Finding the Epic in The Hobbit - Page 2
Especially chilling is the scene in which Radagast investigates the ruins of the forest castle and encounters a proto-Nazgul come to life. The moving fingers of a carved statue eerily coalesce into the hand of a Ringwraith just before Radagast glimpses the shadowy form of the Necromancer himself. Since the usual sighting of Sauron in LOTR (except for a prologue, in which he appears heavily armored) was of his fiery Eye, this apparition is both surprising and unnerving in The Hobbit.

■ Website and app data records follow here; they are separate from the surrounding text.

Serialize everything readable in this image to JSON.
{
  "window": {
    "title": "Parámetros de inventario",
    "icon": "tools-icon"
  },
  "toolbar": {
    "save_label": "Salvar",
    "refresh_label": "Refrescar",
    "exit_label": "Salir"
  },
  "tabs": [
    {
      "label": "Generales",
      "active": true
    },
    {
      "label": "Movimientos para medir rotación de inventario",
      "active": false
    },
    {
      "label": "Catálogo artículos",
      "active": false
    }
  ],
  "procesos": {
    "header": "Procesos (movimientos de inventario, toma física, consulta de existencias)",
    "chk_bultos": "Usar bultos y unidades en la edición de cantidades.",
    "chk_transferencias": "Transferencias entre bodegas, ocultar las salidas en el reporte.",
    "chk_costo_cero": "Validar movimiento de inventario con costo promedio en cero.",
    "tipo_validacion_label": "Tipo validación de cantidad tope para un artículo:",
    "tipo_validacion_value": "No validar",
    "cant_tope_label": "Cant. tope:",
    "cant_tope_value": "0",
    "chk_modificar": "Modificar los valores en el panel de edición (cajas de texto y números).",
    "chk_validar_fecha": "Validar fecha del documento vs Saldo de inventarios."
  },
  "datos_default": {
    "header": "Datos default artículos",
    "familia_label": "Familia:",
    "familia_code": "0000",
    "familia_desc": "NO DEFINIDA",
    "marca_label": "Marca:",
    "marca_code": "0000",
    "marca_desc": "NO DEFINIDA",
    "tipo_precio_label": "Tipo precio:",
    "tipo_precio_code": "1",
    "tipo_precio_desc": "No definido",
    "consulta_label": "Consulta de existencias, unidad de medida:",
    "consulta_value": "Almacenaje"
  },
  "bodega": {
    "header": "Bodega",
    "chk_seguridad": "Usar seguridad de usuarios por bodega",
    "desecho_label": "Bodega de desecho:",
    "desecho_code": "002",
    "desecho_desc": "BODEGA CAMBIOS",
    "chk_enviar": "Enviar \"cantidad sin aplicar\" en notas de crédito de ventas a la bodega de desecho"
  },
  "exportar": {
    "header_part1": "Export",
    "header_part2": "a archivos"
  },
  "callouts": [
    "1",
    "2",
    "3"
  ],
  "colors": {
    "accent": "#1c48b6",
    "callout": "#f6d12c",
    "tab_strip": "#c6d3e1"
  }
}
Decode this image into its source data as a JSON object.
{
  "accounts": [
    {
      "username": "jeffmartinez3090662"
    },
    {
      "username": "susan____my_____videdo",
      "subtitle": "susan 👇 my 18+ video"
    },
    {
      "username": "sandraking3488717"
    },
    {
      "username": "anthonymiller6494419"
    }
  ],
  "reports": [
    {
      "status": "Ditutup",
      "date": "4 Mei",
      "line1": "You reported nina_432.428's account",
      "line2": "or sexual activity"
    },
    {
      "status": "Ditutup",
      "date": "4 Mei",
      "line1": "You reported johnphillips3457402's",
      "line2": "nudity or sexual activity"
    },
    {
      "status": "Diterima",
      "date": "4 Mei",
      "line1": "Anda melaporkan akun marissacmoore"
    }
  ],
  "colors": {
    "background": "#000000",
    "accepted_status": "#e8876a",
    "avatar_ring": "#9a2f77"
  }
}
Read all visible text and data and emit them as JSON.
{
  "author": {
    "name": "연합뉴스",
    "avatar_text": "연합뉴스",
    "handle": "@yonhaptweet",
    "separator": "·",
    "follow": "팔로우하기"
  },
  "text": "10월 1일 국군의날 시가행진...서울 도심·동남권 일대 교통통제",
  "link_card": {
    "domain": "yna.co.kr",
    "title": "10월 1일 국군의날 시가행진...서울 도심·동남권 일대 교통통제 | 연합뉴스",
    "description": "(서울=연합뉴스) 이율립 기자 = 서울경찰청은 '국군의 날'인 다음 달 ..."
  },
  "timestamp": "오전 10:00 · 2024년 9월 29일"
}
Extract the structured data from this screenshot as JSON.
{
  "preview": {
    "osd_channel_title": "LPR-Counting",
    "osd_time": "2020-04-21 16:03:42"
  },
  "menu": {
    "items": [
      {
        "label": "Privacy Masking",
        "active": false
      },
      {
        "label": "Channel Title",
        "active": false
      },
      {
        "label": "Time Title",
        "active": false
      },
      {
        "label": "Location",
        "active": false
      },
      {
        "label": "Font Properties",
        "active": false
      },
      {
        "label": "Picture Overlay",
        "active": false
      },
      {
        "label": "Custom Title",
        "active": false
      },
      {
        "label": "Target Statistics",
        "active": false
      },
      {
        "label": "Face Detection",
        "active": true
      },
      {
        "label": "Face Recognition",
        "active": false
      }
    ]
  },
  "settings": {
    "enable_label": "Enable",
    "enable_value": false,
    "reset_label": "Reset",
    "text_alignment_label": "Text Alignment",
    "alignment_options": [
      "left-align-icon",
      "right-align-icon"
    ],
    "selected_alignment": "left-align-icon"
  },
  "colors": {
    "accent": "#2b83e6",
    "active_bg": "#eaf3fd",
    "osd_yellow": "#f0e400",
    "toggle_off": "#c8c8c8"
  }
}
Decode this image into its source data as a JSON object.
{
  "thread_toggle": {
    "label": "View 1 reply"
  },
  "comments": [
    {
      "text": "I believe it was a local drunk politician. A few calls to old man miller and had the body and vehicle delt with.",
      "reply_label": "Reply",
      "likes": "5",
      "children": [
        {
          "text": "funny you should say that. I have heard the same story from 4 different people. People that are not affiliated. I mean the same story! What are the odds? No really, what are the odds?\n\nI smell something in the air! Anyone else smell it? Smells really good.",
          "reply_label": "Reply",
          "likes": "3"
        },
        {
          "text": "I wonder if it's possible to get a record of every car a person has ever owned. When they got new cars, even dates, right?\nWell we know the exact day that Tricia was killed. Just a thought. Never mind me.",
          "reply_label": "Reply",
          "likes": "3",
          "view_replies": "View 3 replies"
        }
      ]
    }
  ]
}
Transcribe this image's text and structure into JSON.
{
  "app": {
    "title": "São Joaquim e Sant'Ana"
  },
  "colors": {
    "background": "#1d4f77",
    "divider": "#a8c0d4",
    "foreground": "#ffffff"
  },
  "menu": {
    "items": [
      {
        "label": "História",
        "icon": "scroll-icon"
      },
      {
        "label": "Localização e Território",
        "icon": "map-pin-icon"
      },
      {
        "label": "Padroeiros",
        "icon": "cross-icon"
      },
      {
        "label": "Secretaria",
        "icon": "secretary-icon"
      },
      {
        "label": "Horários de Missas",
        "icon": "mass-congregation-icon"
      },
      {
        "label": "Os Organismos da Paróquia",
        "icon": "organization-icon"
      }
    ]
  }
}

Larky children’s fantasy or the prelude to an epic—Jackson’s film veers back and forth between two territories. Some of the material would have been too intense for me at 8 or 9, though the kids in front of me seemed chatty and unfazed when the credits rolled. To what extent will Jackson be able to blend the two worlds in the films to come? Undoubtedly the Eye of Sauron knows . . . but he’s probably not telling.